## Exercise description
Lines with the word "icon" are the answer; copy each of them from the data below.

━━━━━━━━━━━━━━━━━━━━

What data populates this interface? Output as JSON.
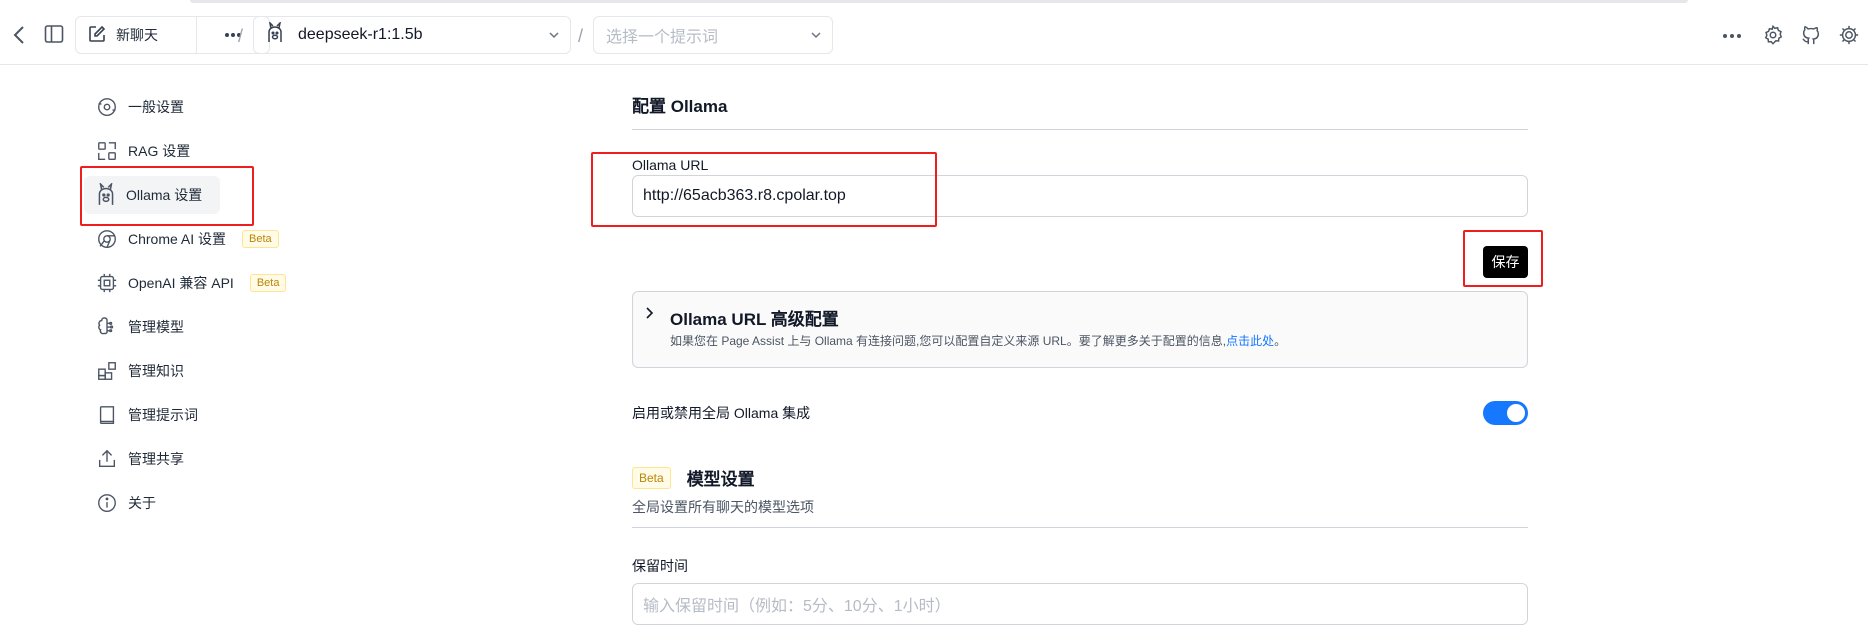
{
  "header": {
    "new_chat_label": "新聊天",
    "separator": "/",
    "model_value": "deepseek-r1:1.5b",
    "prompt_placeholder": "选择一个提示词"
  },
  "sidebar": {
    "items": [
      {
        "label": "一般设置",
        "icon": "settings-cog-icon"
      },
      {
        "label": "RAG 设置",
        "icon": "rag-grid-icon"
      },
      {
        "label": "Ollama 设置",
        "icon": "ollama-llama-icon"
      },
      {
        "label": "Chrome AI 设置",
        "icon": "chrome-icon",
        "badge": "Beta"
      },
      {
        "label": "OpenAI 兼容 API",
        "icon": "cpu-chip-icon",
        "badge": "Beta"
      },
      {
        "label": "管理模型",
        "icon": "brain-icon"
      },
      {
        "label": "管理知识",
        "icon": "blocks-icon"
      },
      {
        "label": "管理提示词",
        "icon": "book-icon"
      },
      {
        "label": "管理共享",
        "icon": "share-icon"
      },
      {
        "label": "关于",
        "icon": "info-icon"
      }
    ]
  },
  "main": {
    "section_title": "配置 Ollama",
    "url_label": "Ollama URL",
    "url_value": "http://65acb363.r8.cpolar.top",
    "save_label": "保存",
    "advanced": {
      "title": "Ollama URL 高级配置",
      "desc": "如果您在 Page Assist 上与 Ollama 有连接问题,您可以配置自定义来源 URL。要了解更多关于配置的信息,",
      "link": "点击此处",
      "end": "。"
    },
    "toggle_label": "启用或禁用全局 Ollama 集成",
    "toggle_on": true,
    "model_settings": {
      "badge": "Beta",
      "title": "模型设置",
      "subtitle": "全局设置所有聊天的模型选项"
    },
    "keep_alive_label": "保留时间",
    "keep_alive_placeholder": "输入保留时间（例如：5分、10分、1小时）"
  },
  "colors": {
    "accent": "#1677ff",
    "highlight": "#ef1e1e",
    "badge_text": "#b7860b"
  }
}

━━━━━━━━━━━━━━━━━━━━

## Exercise result
        "icon": "settings-cog-icon"
        "icon": "rag-grid-icon"
        "icon": "ollama-llama-icon"
        "icon": "chrome-icon",
        "icon": "cpu-chip-icon",
        "icon": "brain-icon"
        "icon": "blocks-icon"
        "icon": "book-icon"
        "icon": "share-icon"
        "icon": "info-icon"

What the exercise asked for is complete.